In the old days (think 70s), an adventure game came with its own interpreter included, and each game would only work on one single operating system. Nowadays, there are modern interpreters for all operating systems that can understand several of the old data file formats, as well as new data files that modern adventures are written in. The end result is that you only need one or two programs in order to play several thousand adventure games.
But I trust that you’ll figure out the technicalities on your own. Once you’re in a game, you can be anything! Just like a book, an interactive fiction title can be anything that can be put into words. It also has the same depth — sometimes more, because several games provide multiple branching paths in the story so that replaying actually makes sense.
Take a look at the XYZZY award winners of the last few years, grab a matching interpreter (like Frotz or TADS, depending on the format of the game data files), find a beer somewhere and settle down in front of the screen.
Links about Text Adventures
- A wealth of information, as usual, at Wikipedia
- XYZZYnews, a magazine for interactive fiction enthusiasts
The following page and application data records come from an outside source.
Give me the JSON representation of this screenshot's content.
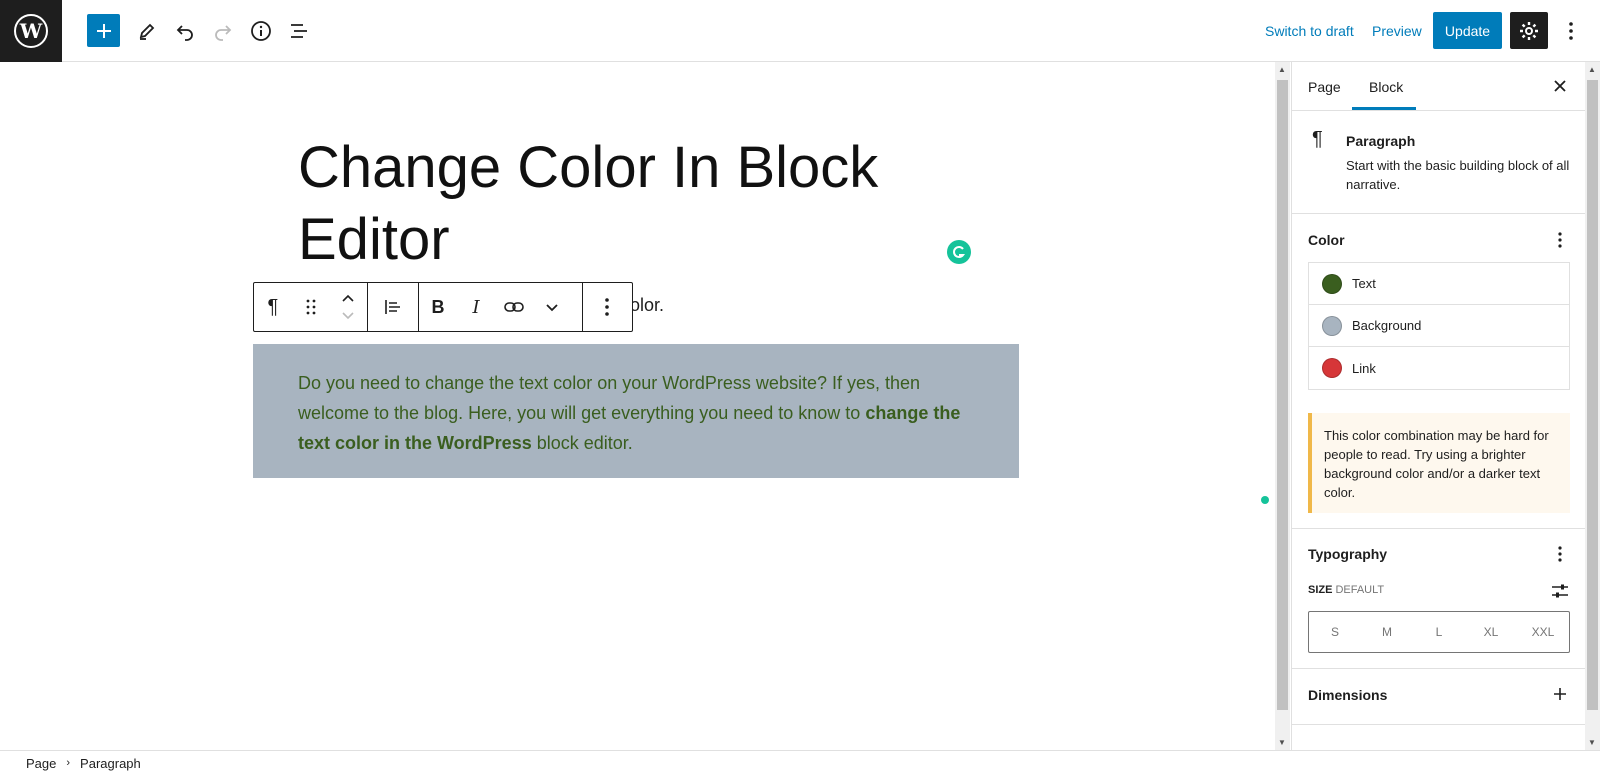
{
  "topbar": {
    "switch_to_draft": "Switch to draft",
    "preview": "Preview",
    "update": "Update"
  },
  "editor": {
    "title": "Change Color In Block Editor",
    "fragment_text": "olor.",
    "paragraph": {
      "part1": "Do you need to change the text color on your WordPress website? If yes, then welcome to the blog. Here, you will get everything you need to know to ",
      "bold": "change the text color in the WordPress",
      "part2": " block editor."
    }
  },
  "sidebar": {
    "tabs": [
      "Page",
      "Block"
    ],
    "active_tab": "Block",
    "block": {
      "title": "Paragraph",
      "description": "Start with the basic building block of all narrative."
    },
    "color": {
      "title": "Color",
      "items": [
        {
          "label": "Text",
          "color": "#3a5e1f"
        },
        {
          "label": "Background",
          "color": "#a8b4c0"
        },
        {
          "label": "Link",
          "color": "#d63638"
        }
      ]
    },
    "notice": "This color combination may be hard for people to read. Try using a brighter background color and/or a darker text color.",
    "typography": {
      "title": "Typography",
      "size_label": "SIZE",
      "size_value": "DEFAULT",
      "sizes": [
        "S",
        "M",
        "L",
        "XL",
        "XXL"
      ]
    },
    "dimensions": {
      "title": "Dimensions"
    }
  },
  "breadcrumb": [
    "Page",
    "Paragraph"
  ],
  "colors": {
    "accent": "#007cba",
    "dark": "#1e1e1e",
    "grammarly": "#15c39a"
  }
}
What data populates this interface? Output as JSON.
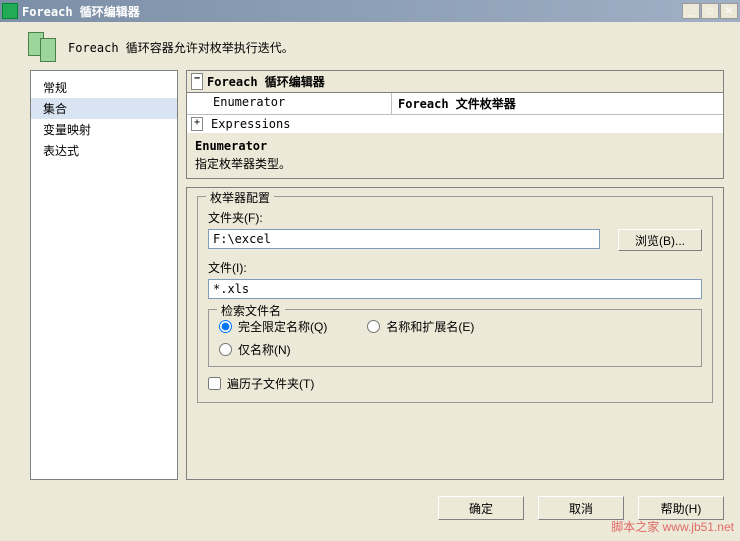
{
  "window": {
    "title": "Foreach 循环编辑器"
  },
  "header": {
    "description": "Foreach 循环容器允许对枚举执行迭代。"
  },
  "sidebar": {
    "items": [
      {
        "label": "常规",
        "selected": false
      },
      {
        "label": "集合",
        "selected": true
      },
      {
        "label": "变量映射",
        "selected": false
      },
      {
        "label": "表达式",
        "selected": false
      }
    ]
  },
  "property_grid": {
    "title": "Foreach 循环编辑器",
    "rows": [
      {
        "label": "Enumerator",
        "value": "Foreach 文件枚举器"
      },
      {
        "label": "Expressions",
        "value": ""
      }
    ],
    "desc_title": "Enumerator",
    "desc_text": "指定枚举器类型。"
  },
  "config": {
    "legend": "枚举器配置",
    "folder_label": "文件夹(F):",
    "folder_value": "F:\\excel",
    "browse_label": "浏览(B)...",
    "files_label": "文件(I):",
    "files_value": "*.xls",
    "retrieve_legend": "检索文件名",
    "radios": {
      "fully_qualified": "完全限定名称(Q)",
      "name_ext": "名称和扩展名(E)",
      "name_only": "仅名称(N)"
    },
    "traverse_label": "遍历子文件夹(T)"
  },
  "buttons": {
    "ok": "确定",
    "cancel": "取消",
    "help": "帮助(H)"
  },
  "watermark": "脚本之家\nwww.jb51.net"
}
- Winners of the 2006 XYZZY Awards
- The Interactive Fiction Archive (includes lots of free award-winning games)
- Baf’s Guide to the IF archive
- Brass Lantern, the adventure game website
- Zoom Interpreter, an interpreter for games written in Z-Code
- Frotz, a Z-Code interpreter (Ubuntu/Debian package: frotz)
- TADS: Text Adventure Development System (Ubuntu/Debian package: qtads or tads3)
MUDs, MUSHes, MU*S
Missing the online component here? Addicted to World of Warcraft? Perhaps you’re surpised, perhaps not, but that whole MMORPG hype actually originated in the MUDs of old, the Multi User Dungeons of the 70s. And, no surprise again, MUDs did not have graphics. And they still exist today, they number in the thousands and are played by millions of people every day.
Like text adventures, the games present their surroundings in the form of prose. Like roguelikes and other RPGs, they often deal with characters, character statistics, items, weapons etc. Some of these games aren’t games at all, rather very sophisticated chat locations for people to meet in. Those are sometimes categorized as MUSHes (Multi User Shared Hallucinations).
Fortunately, World of Warcraft’s success has made it unnecessary to introduce people to MMORPGs. When I tried to explain the concept to normal people only a few years ago, all I got were blank stares and no more invitations to the person’s BBQs. Today, all I have to say is “MUDs are like WoW, but without graphics”. Of course most MUDs have a lot more depth than WoW does, but if you’ve actually worked through all of this text, you might have noticed a pattern: If there are less graphics, there’s usually more gameplay and/or more depth. So yay for less graphics!
Links for MUDs and MUSHes
- TinTin++, a client for MUD-like games (Ubuntu/Debian package: tintin++)
- The MUD Connector, thousands upon thousands of MUDs for anyone’s taste!
With less work to invest in graphics, developers who make text-based games have a lot of time to perfect their gameplay. If that’s not enough, many roguelikes for example have been in development for over a decade, refining every little feature to silly levels. These titles are pure, concentrated game.
Your brain’s the best graphics card there is, so give it something to work with! There’s no excuse, most of this stuff is free. Tickle your imagination and try a few games that don’t have graphics. You might discover that they’re much prettier and more engaging than those that do.
Brain photo is © Gaetan Lee, licensed under a Creative Commons By 2.0 license